Sewage = what flows from our toilets, bathrooms, kitchens and laundries into the sewerage system.
Sewerage = the infrastructure which transports and treats sewage (including pumps, pipes, Sewage Treatment Plant).
Sewer rising main = a pressurized pipe that transports raw sewage from a sewer pump station to either a manhole or a collection pit.
Sewer pump station = electrically powered pumps which pump raw sewage through rising mains from underground storage called a “well”. The pumps automatically operate based on the depth of sewage in the well, and there is a minimum of two pumps per well in case one pump fails and to provide greater pumping capacity during wet weather. The pump stations have electrical controls above ground, and an alarm if the level in the well gets too high so Council is alerted that there is a problem.
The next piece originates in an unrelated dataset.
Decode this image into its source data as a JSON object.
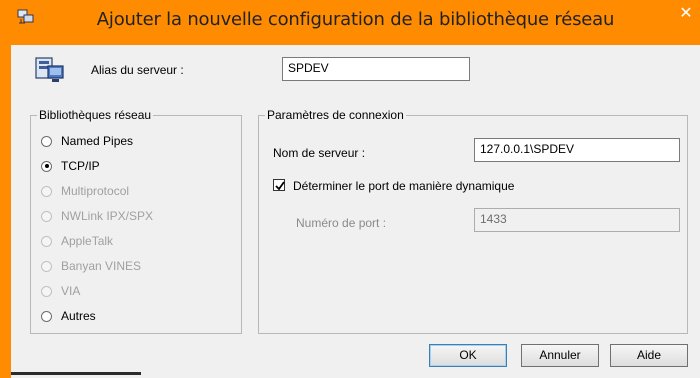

Because Yamba is very flat, the sewage from some areas travels through two pump stations before reaching the Sewage Treatment Plant.
Steel casing = lining the first 75 metres of the pilot hole being drilled under the Clarence River. As part of the horizontal directional drilling (HDD) of the ebb-tide release pipeline, the initial section of the pilot hole needs to be lined with steel so that soft soil and sediment does not collapse into the hole. The steel will remain in place while the drilling occurs and the pipeline inserted through it. It will then be removed.
Underboring = using trenchless technology to lay pipework (eg., along Angourie Rd). Rather than digging trenches, laying pipes and refilling the trenches with soil, a ‘short drill’ is being used to create a horizontal hole in the ground through which pipework is inserted. This minimizes disruption to the surrounding environment and infrastructure such as roads, footpaths, stormwater pipes and telecommunication wiring.
Clarence Valley Council welcomes your comments and feedback regarding the Yamba Sewerage Scheme Augmentation Project. If you wish to comment on the Project please contact Council's Water Cycle section.